Task brief:
Report every line of the data that includes "respuestas".

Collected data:
......

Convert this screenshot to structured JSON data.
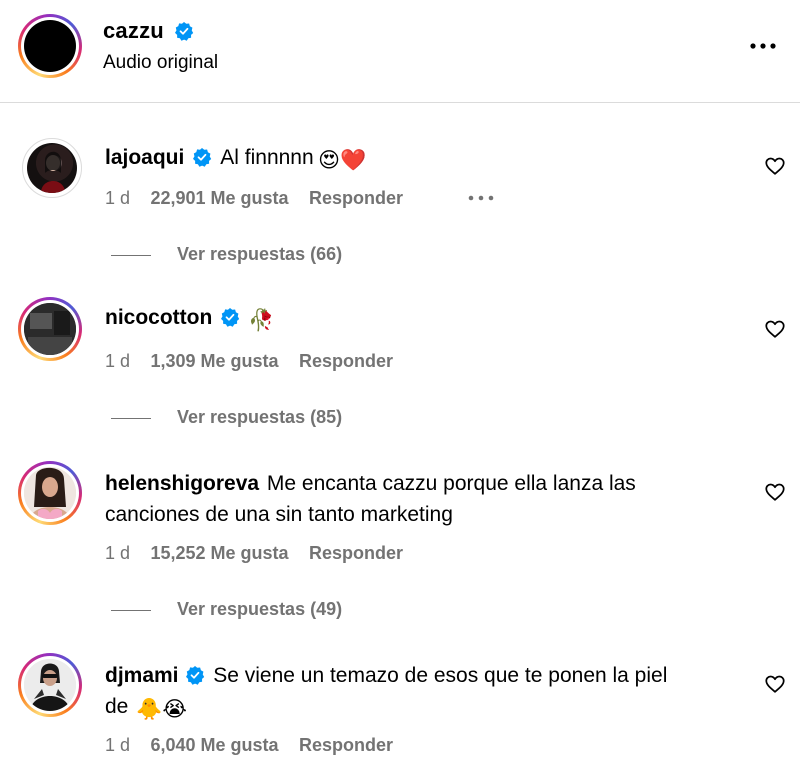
{
  "post": {
    "username": "cazzu",
    "subtitle": "Audio original",
    "verified": true
  },
  "icons": {
    "verified": "verified-badge-icon",
    "more": "more-options-icon",
    "heart": "heart-outline-icon"
  },
  "colors": {
    "verified_blue": "#0095f6",
    "meta_gray": "#737373",
    "divider": "#dbdbdb"
  },
  "comments": [
    {
      "username": "lajoaqui",
      "verified": true,
      "text": "Al finnnnn",
      "emojis": "😍❤️",
      "time": "1 d",
      "likes": "22,901 Me gusta",
      "reply_label": "Responder",
      "replies": "Ver respuestas (66)"
    },
    {
      "username": "nicocotton",
      "verified": true,
      "text": "",
      "emojis": "🥀",
      "time": "1 d",
      "likes": "1,309 Me gusta",
      "reply_label": "Responder",
      "replies": "Ver respuestas (85)"
    },
    {
      "username": "helenshigoreva",
      "verified": false,
      "text_line1": "Me encanta cazzu porque ella lanza las",
      "text_line2": "canciones de una sin tanto marketing",
      "time": "1 d",
      "likes": "15,252 Me gusta",
      "reply_label": "Responder",
      "replies": "Ver respuestas (49)"
    },
    {
      "username": "djmami",
      "verified": true,
      "text_line1": "Se viene un temazo de esos que te ponen la piel",
      "text_line2": "de",
      "emojis": "🐥😭",
      "time": "1 d",
      "likes": "6,040 Me gusta",
      "reply_label": "Responder"
    }
  ]
}
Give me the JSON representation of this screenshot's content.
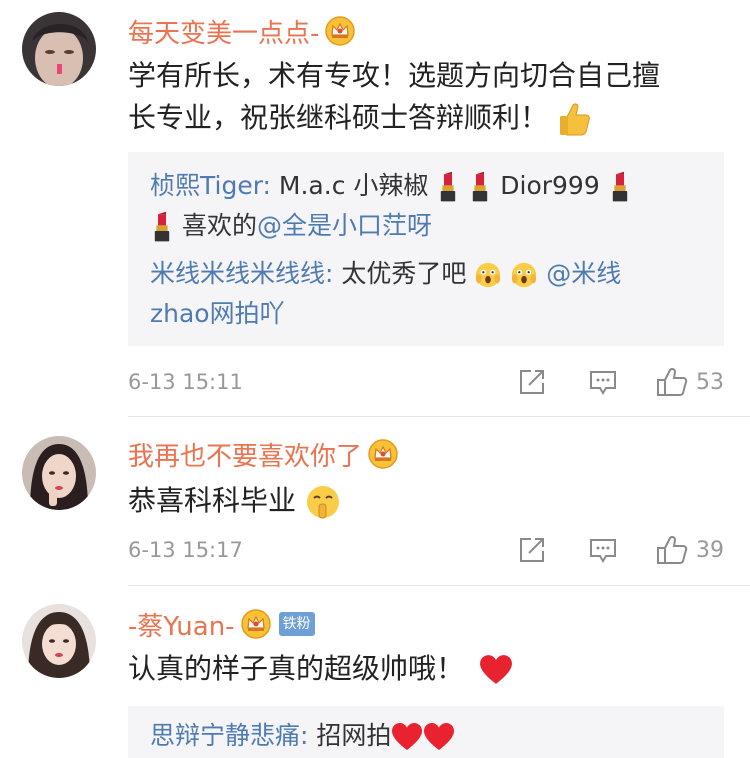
{
  "comments": [
    {
      "username": "每天变美一点点-",
      "text_part1": "学有所长，术有专攻！选题方向切合自己擅",
      "text_part2": "长专业，祝张继科硕士答辩顺利！",
      "replies": [
        {
          "name": "桢熙Tiger:",
          "text_a": " M.a.c 小辣椒",
          "text_b": " Dior999 ",
          "text_c": " 喜欢的",
          "mention": "@全是小口茳呀"
        },
        {
          "name": "米线米线米线线:",
          "text_a": " 太优秀了吧",
          "mention_a": "@米线",
          "mention_b": "zhao网拍吖"
        }
      ],
      "time": "6-13 15:11",
      "likes": "53"
    },
    {
      "username": "我再也不要喜欢你了",
      "text": "恭喜科科毕业",
      "time": "6-13 15:17",
      "likes": "39"
    },
    {
      "username": "-蔡Yuan-",
      "fan_badge": "铁粉",
      "text": "认真的样子真的超级帅哦！",
      "replies": [
        {
          "name": "思辩宁静悲痛:",
          "text_a": " 招网拍"
        }
      ]
    }
  ],
  "colors": {
    "username": "#eb7350",
    "link": "#4f7bb3",
    "meta": "#999999",
    "reply_bg": "#f5f5f7"
  },
  "icons": [
    "crown-badge-icon",
    "thumbs-up-emoji",
    "lipstick-emoji",
    "screaming-face-emoji",
    "shushing-face-emoji",
    "red-heart-emoji",
    "share-icon",
    "comment-icon",
    "like-icon"
  ]
}
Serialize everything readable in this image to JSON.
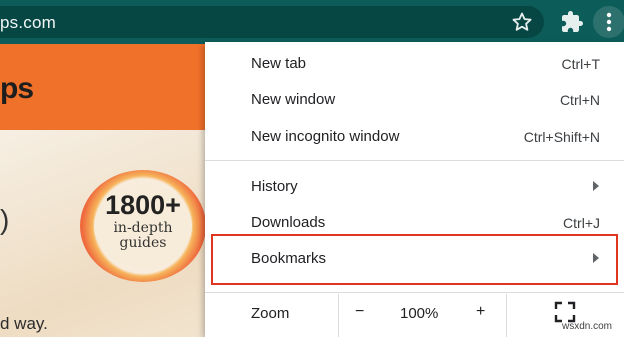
{
  "browser": {
    "url_fragment": "ps.com",
    "icons": {
      "bookmark": "star-icon",
      "extensions": "puzzle-icon",
      "menu": "kebab-icon"
    }
  },
  "page": {
    "logo_fragment": "ps",
    "hero_fragment_top": ")",
    "hero_fragment_bottom": "d way.",
    "badge": {
      "number": "1800+",
      "line1": "in-depth",
      "line2": "guides"
    }
  },
  "menu": {
    "new_tab": {
      "label": "New tab",
      "shortcut": "Ctrl+T"
    },
    "new_window": {
      "label": "New window",
      "shortcut": "Ctrl+N"
    },
    "incognito": {
      "label": "New incognito window",
      "shortcut": "Ctrl+Shift+N"
    },
    "history": {
      "label": "History"
    },
    "downloads": {
      "label": "Downloads",
      "shortcut": "Ctrl+J"
    },
    "bookmarks": {
      "label": "Bookmarks"
    },
    "zoom": {
      "label": "Zoom",
      "minus": "−",
      "level": "100%",
      "plus": "+"
    }
  },
  "watermark": "wsxdn.com",
  "colors": {
    "toolbar": "#0c5d5a",
    "banner": "#f0712a",
    "highlight": "#e0351e"
  }
}
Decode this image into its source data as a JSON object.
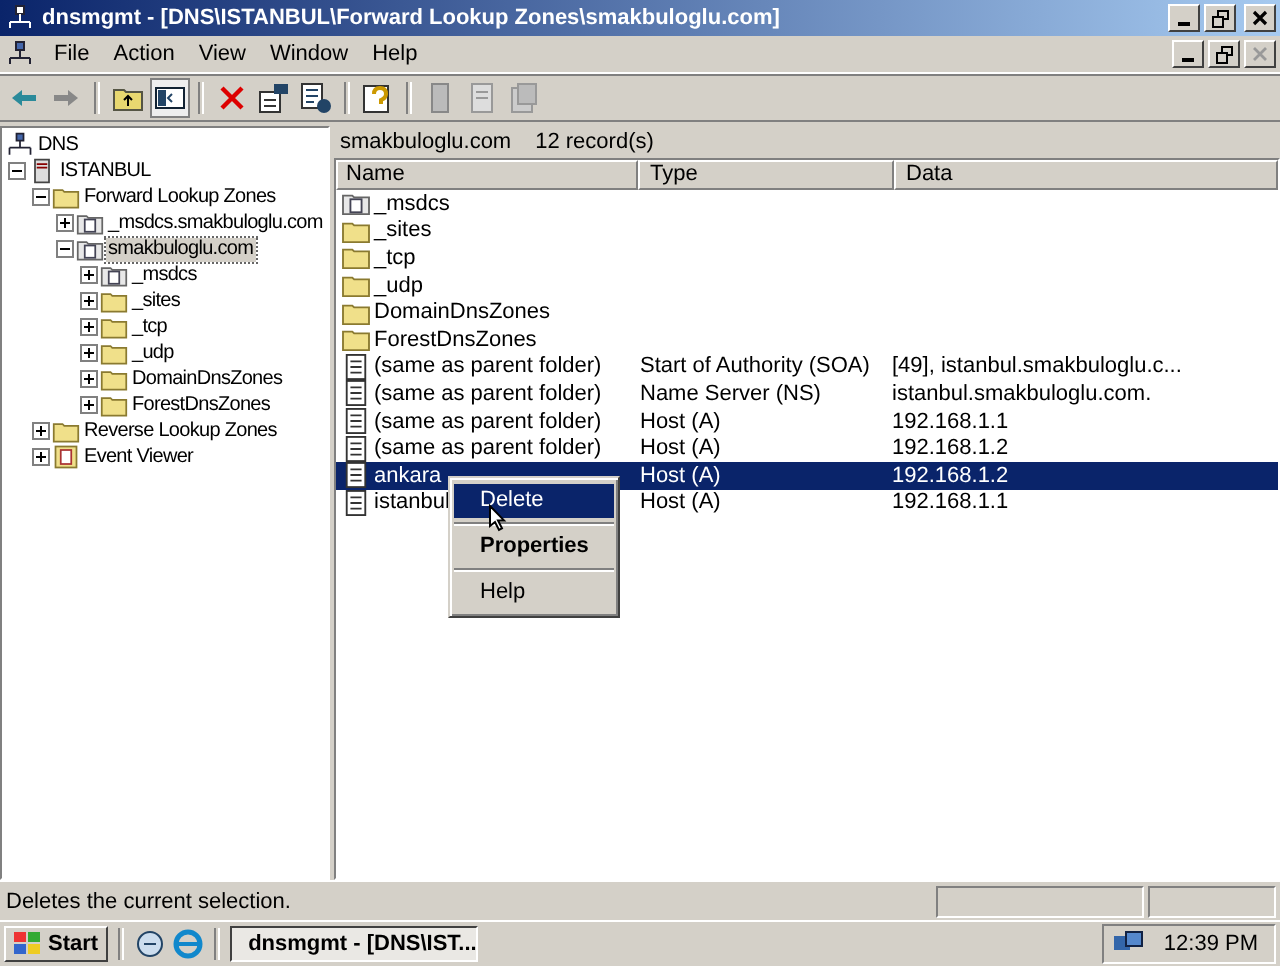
{
  "window": {
    "title": "dnsmgmt - [DNS\\ISTANBUL\\Forward Lookup Zones\\smakbuloglu.com]"
  },
  "menu": [
    "File",
    "Action",
    "View",
    "Window",
    "Help"
  ],
  "tree": [
    {
      "label": "DNS",
      "kind": "dns",
      "selected": false,
      "children": [
        {
          "label": "ISTANBUL",
          "kind": "server",
          "expanded": true,
          "selected": false,
          "children": [
            {
              "label": "Forward Lookup Zones",
              "kind": "folder",
              "expanded": true,
              "selected": false,
              "children": [
                {
                  "label": "_msdcs.smakbuloglu.com",
                  "kind": "zone",
                  "expanded": false,
                  "selected": false
                },
                {
                  "label": "smakbuloglu.com",
                  "kind": "zone",
                  "expanded": true,
                  "selected": true,
                  "children": [
                    {
                      "label": "_msdcs",
                      "kind": "zone",
                      "expanded": false,
                      "selected": false
                    },
                    {
                      "label": "_sites",
                      "kind": "folder",
                      "expanded": false,
                      "selected": false
                    },
                    {
                      "label": "_tcp",
                      "kind": "folder",
                      "expanded": false,
                      "selected": false
                    },
                    {
                      "label": "_udp",
                      "kind": "folder",
                      "expanded": false,
                      "selected": false
                    },
                    {
                      "label": "DomainDnsZones",
                      "kind": "folder",
                      "expanded": false,
                      "selected": false
                    },
                    {
                      "label": "ForestDnsZones",
                      "kind": "folder",
                      "expanded": false,
                      "selected": false
                    }
                  ]
                }
              ]
            },
            {
              "label": "Reverse Lookup Zones",
              "kind": "folder",
              "expanded": false,
              "selected": false
            },
            {
              "label": "Event Viewer",
              "kind": "event",
              "expanded": false,
              "selected": false
            }
          ]
        }
      ]
    }
  ],
  "list": {
    "zone": "smakbuloglu.com",
    "count": "12 record(s)",
    "columns": [
      "Name",
      "Type",
      "Data"
    ],
    "rows": [
      {
        "kind": "zone",
        "name": "_msdcs",
        "type": "",
        "data": "",
        "selected": false
      },
      {
        "kind": "folder",
        "name": "_sites",
        "type": "",
        "data": "",
        "selected": false
      },
      {
        "kind": "folder",
        "name": "_tcp",
        "type": "",
        "data": "",
        "selected": false
      },
      {
        "kind": "folder",
        "name": "_udp",
        "type": "",
        "data": "",
        "selected": false
      },
      {
        "kind": "folder",
        "name": "DomainDnsZones",
        "type": "",
        "data": "",
        "selected": false
      },
      {
        "kind": "folder",
        "name": "ForestDnsZones",
        "type": "",
        "data": "",
        "selected": false
      },
      {
        "kind": "record",
        "name": "(same as parent folder)",
        "type": "Start of Authority (SOA)",
        "data": "[49], istanbul.smakbuloglu.c...",
        "selected": false
      },
      {
        "kind": "record",
        "name": "(same as parent folder)",
        "type": "Name Server (NS)",
        "data": "istanbul.smakbuloglu.com.",
        "selected": false
      },
      {
        "kind": "record",
        "name": "(same as parent folder)",
        "type": "Host (A)",
        "data": "192.168.1.1",
        "selected": false
      },
      {
        "kind": "record",
        "name": "(same as parent folder)",
        "type": "Host (A)",
        "data": "192.168.1.2",
        "selected": false
      },
      {
        "kind": "record",
        "name": "ankara",
        "type": "Host (A)",
        "data": "192.168.1.2",
        "selected": true
      },
      {
        "kind": "record",
        "name": "istanbul",
        "type": "Host (A)",
        "data": "192.168.1.1",
        "selected": false
      }
    ]
  },
  "context_menu": [
    {
      "kind": "item",
      "label": "Delete",
      "selected": true,
      "default": false
    },
    {
      "kind": "separator"
    },
    {
      "kind": "item",
      "label": "Properties",
      "selected": false,
      "default": true
    },
    {
      "kind": "separator"
    },
    {
      "kind": "item",
      "label": "Help",
      "selected": false,
      "default": false
    }
  ],
  "status_bar": {
    "text": "Deletes the current selection."
  },
  "taskbar": {
    "start": "Start",
    "task": "dnsmgmt - [DNS\\IST...",
    "clock": "12:39 PM"
  }
}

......

Result for this exercise:
      "replies": "Ver respuestas (66)"
      "replies": "Ver respuestas (85)"
      "replies": "Ver respuestas (49)"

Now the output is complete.